At some level, we attend churches that appease our appetites to consume. And this is a tragic reality.
The biblical vision of the church is far grander and in fact more satisfying than the reduced vision of the church painted by consumerism. Jesus calls His church to a love of others, not a love of self. “By this all people will know that you are my disciples, if you have love for one another.” If we truly believe this, we must admit that if we are content to love ourselves in our consumeristic version of church, we are not disciples of Jesus. But if we have truly come to know Jesus and are filled with His Spirit, we must and can love one another. We must and can lay aside our own desires to meet the needs of our brothers and sisters. And here is the great paradox of the gospel—we find ourselves by giving ourselves away. In our Spirit-empowered pursuit of humble love for one another, our selfless giving of ourselves to one another, we will at last find comfort and respite from our restless pursuits to consume.

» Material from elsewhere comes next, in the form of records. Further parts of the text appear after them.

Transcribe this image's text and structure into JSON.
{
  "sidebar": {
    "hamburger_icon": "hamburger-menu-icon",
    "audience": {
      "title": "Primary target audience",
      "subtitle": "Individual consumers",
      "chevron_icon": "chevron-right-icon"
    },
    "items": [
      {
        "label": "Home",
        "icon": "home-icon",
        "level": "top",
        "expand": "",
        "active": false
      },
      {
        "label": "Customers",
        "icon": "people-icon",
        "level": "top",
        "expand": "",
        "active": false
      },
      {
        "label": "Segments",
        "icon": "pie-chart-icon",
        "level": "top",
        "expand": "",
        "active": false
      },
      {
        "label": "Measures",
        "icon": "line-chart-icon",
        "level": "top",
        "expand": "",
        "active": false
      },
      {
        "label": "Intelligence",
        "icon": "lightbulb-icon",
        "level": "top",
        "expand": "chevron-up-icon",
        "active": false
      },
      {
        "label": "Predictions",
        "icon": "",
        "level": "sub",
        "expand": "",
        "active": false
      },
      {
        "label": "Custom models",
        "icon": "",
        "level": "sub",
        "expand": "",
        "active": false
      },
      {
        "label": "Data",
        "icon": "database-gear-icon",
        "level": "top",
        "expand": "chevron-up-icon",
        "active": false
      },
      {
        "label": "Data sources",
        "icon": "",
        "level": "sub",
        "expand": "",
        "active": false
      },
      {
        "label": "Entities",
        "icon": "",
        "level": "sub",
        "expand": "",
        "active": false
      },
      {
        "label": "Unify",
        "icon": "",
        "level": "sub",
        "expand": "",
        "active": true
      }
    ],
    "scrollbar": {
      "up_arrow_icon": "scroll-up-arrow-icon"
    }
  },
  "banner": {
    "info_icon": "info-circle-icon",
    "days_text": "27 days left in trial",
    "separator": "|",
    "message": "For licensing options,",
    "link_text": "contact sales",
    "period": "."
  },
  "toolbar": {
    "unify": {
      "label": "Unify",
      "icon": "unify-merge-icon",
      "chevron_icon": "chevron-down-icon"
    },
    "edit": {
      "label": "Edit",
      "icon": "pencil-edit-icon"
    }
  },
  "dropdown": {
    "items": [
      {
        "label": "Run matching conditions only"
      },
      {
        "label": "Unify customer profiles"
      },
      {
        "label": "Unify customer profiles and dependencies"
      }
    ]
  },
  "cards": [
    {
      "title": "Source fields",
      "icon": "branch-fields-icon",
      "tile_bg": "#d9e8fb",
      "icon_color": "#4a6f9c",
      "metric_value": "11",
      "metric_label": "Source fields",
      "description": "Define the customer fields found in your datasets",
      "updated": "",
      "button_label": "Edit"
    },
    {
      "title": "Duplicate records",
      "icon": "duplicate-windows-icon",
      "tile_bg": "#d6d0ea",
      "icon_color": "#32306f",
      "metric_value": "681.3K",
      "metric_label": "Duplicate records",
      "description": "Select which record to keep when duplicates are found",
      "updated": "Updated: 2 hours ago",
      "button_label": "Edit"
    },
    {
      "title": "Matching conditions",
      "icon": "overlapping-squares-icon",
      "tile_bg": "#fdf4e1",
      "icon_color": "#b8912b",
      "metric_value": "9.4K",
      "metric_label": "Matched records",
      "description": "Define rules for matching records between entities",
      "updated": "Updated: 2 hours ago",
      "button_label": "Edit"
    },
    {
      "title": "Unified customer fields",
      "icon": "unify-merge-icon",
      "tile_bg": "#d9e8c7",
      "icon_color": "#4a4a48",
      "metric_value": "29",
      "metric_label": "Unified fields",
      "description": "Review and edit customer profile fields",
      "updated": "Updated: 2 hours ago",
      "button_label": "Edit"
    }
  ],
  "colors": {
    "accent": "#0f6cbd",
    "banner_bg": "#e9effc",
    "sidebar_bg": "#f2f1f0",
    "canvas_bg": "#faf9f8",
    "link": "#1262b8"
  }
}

And here is the great paradox of the gospel—we find ourselves by giving ourselves away.
So may we, brothers and sisters, prayerfully examine our own hearts for a love of self that desires to consume to conceal our wounds and set ourselves over and against others. May we repent knowing a love of self is a treasonous and hostile attack on the God of all grace. May we believe Jesus bore our sin-inflicted wounds in His own body that we might be free from our vain attempts to heal ourselves. May we remember afresh how Jesus gave Himself away, even to the point of death, for us that we might give ourselves away for one another. And when we do so, we will live together in the world in a way that validates the gospel we confess.